## EXERCISE DIRECTIONS
Please copy every line below that contains the string "label".

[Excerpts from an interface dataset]

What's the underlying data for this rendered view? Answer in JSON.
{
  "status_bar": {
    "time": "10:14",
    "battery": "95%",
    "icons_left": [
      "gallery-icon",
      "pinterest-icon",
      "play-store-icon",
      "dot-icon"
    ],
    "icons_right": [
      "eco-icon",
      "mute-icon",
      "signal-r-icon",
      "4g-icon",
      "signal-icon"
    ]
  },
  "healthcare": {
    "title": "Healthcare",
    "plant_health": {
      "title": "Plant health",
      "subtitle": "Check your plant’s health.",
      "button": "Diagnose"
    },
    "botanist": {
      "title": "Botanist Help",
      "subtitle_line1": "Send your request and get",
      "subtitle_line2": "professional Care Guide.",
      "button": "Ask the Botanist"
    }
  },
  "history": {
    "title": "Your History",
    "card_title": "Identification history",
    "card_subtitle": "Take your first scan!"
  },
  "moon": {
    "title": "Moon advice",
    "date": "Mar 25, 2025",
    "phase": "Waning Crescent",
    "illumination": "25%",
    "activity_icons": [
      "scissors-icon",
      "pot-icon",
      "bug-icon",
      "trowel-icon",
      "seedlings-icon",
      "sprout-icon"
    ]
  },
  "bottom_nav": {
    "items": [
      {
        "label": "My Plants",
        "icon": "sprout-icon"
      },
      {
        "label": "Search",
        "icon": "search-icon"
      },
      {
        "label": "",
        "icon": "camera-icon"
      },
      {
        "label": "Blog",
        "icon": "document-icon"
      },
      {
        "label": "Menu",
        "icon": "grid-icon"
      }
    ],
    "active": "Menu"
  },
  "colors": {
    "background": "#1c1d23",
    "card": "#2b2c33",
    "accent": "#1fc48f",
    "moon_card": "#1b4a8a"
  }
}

## THE ANSWER
        "label": "My Plants",
        "label": "Search",
        "label": "",
        "label": "Blog",
        "label": "Menu",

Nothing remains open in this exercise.